▶ _Problem description_: Please reproduce all of the lines below, word for word and in full.

▶ _Material provided_:
########

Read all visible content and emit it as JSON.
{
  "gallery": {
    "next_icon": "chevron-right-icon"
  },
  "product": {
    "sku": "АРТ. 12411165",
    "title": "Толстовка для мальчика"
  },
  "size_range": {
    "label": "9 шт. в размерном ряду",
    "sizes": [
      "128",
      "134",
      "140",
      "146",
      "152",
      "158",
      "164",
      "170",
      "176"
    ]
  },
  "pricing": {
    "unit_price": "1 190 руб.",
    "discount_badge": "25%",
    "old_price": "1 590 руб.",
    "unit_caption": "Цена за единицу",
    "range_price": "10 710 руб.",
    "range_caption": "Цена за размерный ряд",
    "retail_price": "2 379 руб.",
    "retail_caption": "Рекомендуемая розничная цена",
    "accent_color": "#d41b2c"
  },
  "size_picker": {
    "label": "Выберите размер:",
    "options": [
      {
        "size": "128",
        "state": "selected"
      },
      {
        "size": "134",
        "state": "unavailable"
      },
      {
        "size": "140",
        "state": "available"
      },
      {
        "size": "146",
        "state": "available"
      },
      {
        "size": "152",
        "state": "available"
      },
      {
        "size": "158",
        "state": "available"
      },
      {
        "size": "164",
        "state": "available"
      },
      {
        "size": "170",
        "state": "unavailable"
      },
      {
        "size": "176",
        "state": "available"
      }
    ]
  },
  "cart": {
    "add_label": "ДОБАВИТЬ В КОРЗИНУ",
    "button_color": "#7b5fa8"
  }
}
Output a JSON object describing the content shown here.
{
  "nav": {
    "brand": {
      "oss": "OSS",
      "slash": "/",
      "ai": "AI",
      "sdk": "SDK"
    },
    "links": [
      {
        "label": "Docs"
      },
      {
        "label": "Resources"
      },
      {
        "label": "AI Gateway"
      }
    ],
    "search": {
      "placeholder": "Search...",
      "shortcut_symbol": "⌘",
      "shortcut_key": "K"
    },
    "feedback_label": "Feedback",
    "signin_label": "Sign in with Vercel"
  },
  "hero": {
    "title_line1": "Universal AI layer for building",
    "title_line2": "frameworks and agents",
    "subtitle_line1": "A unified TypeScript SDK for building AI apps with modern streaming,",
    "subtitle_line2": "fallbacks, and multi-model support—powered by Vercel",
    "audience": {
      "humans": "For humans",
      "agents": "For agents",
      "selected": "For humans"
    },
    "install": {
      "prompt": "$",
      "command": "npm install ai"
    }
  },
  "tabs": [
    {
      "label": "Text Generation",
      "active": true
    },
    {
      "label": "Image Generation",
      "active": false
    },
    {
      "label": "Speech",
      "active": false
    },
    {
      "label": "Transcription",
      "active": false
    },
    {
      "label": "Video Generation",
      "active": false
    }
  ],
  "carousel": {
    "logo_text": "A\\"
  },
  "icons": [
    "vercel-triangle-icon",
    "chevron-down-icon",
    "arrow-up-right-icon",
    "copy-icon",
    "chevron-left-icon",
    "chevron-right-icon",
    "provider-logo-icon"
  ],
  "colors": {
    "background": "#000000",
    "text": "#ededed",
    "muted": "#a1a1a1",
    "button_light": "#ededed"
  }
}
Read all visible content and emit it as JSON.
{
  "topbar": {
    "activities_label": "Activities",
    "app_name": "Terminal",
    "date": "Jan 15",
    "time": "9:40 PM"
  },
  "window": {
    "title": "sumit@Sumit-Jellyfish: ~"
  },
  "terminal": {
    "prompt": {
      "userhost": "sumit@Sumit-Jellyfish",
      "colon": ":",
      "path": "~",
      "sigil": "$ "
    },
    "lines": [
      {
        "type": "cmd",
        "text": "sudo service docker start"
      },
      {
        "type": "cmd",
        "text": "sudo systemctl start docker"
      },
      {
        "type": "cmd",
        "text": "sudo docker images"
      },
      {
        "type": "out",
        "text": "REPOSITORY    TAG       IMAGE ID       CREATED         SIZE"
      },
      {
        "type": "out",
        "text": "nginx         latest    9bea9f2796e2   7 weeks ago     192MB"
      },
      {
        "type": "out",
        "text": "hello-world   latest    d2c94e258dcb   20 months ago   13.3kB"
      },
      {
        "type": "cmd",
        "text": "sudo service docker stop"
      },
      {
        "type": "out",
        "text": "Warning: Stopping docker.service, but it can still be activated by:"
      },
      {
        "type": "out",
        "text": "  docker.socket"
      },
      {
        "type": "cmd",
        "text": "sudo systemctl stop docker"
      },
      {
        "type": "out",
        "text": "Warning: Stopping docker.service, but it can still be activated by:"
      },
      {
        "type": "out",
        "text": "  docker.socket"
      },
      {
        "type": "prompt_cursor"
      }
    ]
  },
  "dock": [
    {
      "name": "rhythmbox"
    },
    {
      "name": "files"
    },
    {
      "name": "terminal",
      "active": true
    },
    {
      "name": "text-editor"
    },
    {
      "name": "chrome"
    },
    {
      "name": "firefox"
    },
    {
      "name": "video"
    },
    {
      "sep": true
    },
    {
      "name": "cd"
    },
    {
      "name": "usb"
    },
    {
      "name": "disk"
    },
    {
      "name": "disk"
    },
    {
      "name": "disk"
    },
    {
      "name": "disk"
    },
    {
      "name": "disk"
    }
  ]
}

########

▶ _Finished exercise_:
Read all visible content and emit it as JSON.
{
  "gallery": {
    "next_icon": "chevron-right-icon"
  },
  "product": {
    "sku": "АРТ. 12411165",
    "title": "Толстовка для мальчика"
  },
  "size_range": {
    "label": "9 шт. в размерном ряду",
    "sizes": [
      "128",
      "134",
      "140",
      "146",
      "152",
      "158",
      "164",
      "170",
      "176"
    ]
  },
  "pricing": {
    "unit_price": "1 190 руб.",
    "discount_badge": "25%",
    "old_price": "1 590 руб.",
    "unit_caption": "Цена за единицу",
    "range_price": "10 710 руб.",
    "range_caption": "Цена за размерный ряд",
    "retail_price": "2 379 руб.",
    "retail_caption": "Рекомендуемая розничная цена",
    "accent_color": "#d41b2c"
  },
  "size_picker": {
    "label": "Выберите размер:",
    "options": [
      {
        "size": "128",
        "state": "selected"
      },
      {
        "size": "134",
        "state": "unavailable"
      },
      {
        "size": "140",
        "state": "available"
      },
      {
        "size": "146",
        "state": "available"
      },
      {
        "size": "152",
        "state": "available"
      },
      {
        "size": "158",
        "state": "available"
      },
      {
        "size": "164",
        "state": "available"
      },
      {
        "size": "170",
        "state": "unavailable"
      },
      {
        "size": "176",
        "state": "available"
      }
    ]
  },
  "cart": {
    "add_label": "ДОБАВИТЬ В КОРЗИНУ",
    "button_color": "#7b5fa8"
  }
}
Output a JSON object describing the content shown here.
{
  "nav": {
    "brand": {
      "oss": "OSS",
      "slash": "/",
      "ai": "AI",
      "sdk": "SDK"
    },
    "links": [
      {
        "label": "Docs"
      },
      {
        "label": "Resources"
      },
      {
        "label": "AI Gateway"
      }
    ],
    "search": {
      "placeholder": "Search...",
      "shortcut_symbol": "⌘",
      "shortcut_key": "K"
    },
    "feedback_label": "Feedback",
    "signin_label": "Sign in with Vercel"
  },
  "hero": {
    "title_line1": "Universal AI layer for building",
    "title_line2": "frameworks and agents",
    "subtitle_line1": "A unified TypeScript SDK for building AI apps with modern streaming,",
    "subtitle_line2": "fallbacks, and multi-model support—powered by Vercel",
    "audience": {
      "humans": "For humans",
      "agents": "For agents",
      "selected": "For humans"
    },
    "install": {
      "prompt": "$",
      "command": "npm install ai"
    }
  },
  "tabs": [
    {
      "label": "Text Generation",
      "active": true
    },
    {
      "label": "Image Generation",
      "active": false
    },
    {
      "label": "Speech",
      "active": false
    },
    {
      "label": "Transcription",
      "active": false
    },
    {
      "label": "Video Generation",
      "active": false
    }
  ],
  "carousel": {
    "logo_text": "A\\"
  },
  "icons": [
    "vercel-triangle-icon",
    "chevron-down-icon",
    "arrow-up-right-icon",
    "copy-icon",
    "chevron-left-icon",
    "chevron-right-icon",
    "provider-logo-icon"
  ],
  "colors": {
    "background": "#000000",
    "text": "#ededed",
    "muted": "#a1a1a1",
    "button_light": "#ededed"
  }
}
Read all visible content and emit it as JSON.
{
  "topbar": {
    "activities_label": "Activities",
    "app_name": "Terminal",
    "date": "Jan 15",
    "time": "9:40 PM"
  },
  "window": {
    "title": "sumit@Sumit-Jellyfish: ~"
  },
  "terminal": {
    "prompt": {
      "userhost": "sumit@Sumit-Jellyfish",
      "colon": ":",
      "path": "~",
      "sigil": "$ "
    },
    "lines": [
      {
        "type": "cmd",
        "text": "sudo service docker start"
      },
      {
        "type": "cmd",
        "text": "sudo systemctl start docker"
      },
      {
        "type": "cmd",
        "text": "sudo docker images"
      },
      {
        "type": "out",
        "text": "REPOSITORY    TAG       IMAGE ID       CREATED         SIZE"
      },
      {
        "type": "out",
        "text": "nginx         latest    9bea9f2796e2   7 weeks ago     192MB"
      },
      {
        "type": "out",
        "text": "hello-world   latest    d2c94e258dcb   20 months ago   13.3kB"
      },
      {
        "type": "cmd",
        "text": "sudo service docker stop"
      },
      {
        "type": "out",
        "text": "Warning: Stopping docker.service, but it can still be activated by:"
      },
      {
        "type": "out",
        "text": "  docker.socket"
      },
      {
        "type": "cmd",
        "text": "sudo systemctl stop docker"
      },
      {
        "type": "out",
        "text": "Warning: Stopping docker.service, but it can still be activated by:"
      },
      {
        "type": "out",
        "text": "  docker.socket"
      },
      {
        "type": "prompt_cursor"
      }
    ]
  },
  "dock": [
    {
      "name": "rhythmbox"
    },
    {
      "name": "files"
    },
    {
      "name": "terminal",
      "active": true
    },
    {
      "name": "text-editor"
    },
    {
      "name": "chrome"
    },
    {
      "name": "firefox"
    },
    {
      "name": "video"
    },
    {
      "sep": true
    },
    {
      "name": "cd"
    },
    {
      "name": "usb"
    },
    {
      "name": "disk"
    },
    {
      "name": "disk"
    },
    {
      "name": "disk"
    },
    {
      "name": "disk"
    },
    {
      "name": "disk"
    }
  ]
}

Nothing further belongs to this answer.